■ **EXERCISE INSTRUCTIONS**: From the entries, copy every line that carries the string "JSON".
═══ GIVEN RECORDS
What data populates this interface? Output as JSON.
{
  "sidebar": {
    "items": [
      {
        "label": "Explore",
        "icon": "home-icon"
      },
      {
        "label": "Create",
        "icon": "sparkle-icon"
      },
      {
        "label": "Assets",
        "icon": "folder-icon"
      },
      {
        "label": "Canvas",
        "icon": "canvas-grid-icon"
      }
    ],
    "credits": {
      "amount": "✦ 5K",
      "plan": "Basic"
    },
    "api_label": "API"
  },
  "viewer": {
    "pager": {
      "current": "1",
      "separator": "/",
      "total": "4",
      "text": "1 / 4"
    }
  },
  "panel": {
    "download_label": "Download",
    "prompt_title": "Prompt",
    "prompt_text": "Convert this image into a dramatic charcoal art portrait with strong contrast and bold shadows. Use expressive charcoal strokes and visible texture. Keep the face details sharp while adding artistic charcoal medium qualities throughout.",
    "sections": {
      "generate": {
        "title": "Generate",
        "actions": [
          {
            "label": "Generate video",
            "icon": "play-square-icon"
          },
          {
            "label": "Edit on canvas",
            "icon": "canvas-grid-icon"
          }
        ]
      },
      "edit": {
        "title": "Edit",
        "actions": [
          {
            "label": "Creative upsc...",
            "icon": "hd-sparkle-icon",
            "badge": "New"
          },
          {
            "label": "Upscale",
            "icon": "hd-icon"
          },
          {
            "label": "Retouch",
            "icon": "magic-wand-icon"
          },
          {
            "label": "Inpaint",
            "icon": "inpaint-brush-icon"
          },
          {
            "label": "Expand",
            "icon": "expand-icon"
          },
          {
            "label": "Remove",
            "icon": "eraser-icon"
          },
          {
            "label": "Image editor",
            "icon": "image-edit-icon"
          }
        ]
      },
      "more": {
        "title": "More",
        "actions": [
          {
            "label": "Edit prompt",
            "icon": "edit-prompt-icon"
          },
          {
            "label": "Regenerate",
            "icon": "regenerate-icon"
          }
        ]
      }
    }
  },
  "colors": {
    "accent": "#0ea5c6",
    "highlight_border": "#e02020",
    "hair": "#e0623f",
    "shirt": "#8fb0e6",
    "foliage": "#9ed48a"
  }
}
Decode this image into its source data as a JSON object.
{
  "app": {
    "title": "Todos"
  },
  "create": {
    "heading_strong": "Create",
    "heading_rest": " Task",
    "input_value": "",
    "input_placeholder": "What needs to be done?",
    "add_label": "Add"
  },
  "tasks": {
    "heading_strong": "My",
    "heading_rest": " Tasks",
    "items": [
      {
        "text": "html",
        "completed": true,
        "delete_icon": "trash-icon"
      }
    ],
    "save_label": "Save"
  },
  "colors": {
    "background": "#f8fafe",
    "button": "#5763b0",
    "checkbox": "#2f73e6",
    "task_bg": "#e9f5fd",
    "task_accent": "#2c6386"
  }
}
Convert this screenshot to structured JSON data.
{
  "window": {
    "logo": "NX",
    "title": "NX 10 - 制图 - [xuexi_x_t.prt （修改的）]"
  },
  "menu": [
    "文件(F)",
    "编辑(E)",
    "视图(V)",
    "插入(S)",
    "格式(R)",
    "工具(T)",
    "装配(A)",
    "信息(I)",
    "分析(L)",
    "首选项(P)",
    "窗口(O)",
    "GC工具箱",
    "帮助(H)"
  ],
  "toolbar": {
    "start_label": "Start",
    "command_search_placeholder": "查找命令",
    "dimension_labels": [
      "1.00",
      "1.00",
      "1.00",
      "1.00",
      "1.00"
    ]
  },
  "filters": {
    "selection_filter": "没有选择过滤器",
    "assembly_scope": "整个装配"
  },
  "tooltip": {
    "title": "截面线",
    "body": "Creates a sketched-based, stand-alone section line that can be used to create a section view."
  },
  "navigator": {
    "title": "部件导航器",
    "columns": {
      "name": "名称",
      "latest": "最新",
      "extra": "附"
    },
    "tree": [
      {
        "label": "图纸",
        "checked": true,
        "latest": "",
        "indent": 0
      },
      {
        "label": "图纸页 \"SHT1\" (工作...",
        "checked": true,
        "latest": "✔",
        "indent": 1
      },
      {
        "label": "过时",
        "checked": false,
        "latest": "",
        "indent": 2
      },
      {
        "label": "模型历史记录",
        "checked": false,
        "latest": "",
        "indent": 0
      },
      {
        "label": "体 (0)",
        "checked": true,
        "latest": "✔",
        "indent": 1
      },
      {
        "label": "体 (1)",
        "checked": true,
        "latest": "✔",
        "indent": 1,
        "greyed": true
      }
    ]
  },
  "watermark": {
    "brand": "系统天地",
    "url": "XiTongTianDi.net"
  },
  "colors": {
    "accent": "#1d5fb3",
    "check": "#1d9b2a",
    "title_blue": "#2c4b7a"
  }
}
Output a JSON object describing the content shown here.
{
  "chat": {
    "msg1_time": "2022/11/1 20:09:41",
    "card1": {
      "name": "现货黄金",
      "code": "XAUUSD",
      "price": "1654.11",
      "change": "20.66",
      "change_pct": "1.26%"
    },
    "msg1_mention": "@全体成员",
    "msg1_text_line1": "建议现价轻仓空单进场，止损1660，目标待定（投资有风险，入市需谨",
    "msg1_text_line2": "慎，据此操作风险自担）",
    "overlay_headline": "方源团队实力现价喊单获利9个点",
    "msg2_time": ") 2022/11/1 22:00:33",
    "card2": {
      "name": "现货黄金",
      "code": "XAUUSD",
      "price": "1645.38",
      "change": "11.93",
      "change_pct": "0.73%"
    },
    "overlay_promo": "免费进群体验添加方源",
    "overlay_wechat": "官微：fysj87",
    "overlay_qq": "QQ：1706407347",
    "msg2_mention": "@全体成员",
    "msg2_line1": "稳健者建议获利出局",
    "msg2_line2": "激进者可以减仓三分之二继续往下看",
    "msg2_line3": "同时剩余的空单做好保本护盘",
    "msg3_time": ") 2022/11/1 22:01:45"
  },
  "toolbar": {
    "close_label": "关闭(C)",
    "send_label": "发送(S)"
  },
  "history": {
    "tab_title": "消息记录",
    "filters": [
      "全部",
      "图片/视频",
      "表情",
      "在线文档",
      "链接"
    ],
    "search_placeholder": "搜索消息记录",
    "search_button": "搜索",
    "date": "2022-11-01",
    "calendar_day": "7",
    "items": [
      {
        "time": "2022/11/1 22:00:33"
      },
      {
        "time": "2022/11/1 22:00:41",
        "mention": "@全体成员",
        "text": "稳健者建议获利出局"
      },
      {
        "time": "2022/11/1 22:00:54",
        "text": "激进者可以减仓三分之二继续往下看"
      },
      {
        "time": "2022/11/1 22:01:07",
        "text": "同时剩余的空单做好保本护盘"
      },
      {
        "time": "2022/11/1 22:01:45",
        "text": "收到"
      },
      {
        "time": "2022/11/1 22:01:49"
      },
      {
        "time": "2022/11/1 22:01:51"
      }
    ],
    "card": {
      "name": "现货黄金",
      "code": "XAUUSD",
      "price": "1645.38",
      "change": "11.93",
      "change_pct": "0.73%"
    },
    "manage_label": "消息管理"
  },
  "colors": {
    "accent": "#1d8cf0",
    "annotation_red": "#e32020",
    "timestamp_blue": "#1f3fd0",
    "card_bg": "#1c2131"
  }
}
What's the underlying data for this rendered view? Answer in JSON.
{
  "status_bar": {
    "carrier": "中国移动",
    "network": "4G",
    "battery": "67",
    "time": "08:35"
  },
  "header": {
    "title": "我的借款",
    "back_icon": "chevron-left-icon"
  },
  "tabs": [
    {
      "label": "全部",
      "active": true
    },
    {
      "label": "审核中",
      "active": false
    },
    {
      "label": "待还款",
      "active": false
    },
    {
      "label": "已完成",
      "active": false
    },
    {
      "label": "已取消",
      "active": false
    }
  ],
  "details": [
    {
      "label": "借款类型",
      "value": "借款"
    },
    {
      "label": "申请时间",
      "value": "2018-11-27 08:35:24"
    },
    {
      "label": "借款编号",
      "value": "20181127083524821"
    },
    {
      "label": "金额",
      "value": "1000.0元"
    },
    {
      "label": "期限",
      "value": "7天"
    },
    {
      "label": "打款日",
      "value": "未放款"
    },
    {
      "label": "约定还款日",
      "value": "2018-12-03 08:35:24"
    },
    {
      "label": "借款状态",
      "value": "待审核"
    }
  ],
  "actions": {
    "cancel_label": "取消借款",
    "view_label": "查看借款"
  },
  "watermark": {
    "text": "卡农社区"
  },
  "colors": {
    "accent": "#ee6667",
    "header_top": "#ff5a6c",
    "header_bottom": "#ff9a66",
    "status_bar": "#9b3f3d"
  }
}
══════
■ **YOUR SOLUTION**:
What data populates this interface? Output as JSON.
Decode this image into its source data as a JSON object.
Convert this screenshot to structured JSON data.
Output a JSON object describing the content shown here.
What's the underlying data for this rendered view? Answer in JSON.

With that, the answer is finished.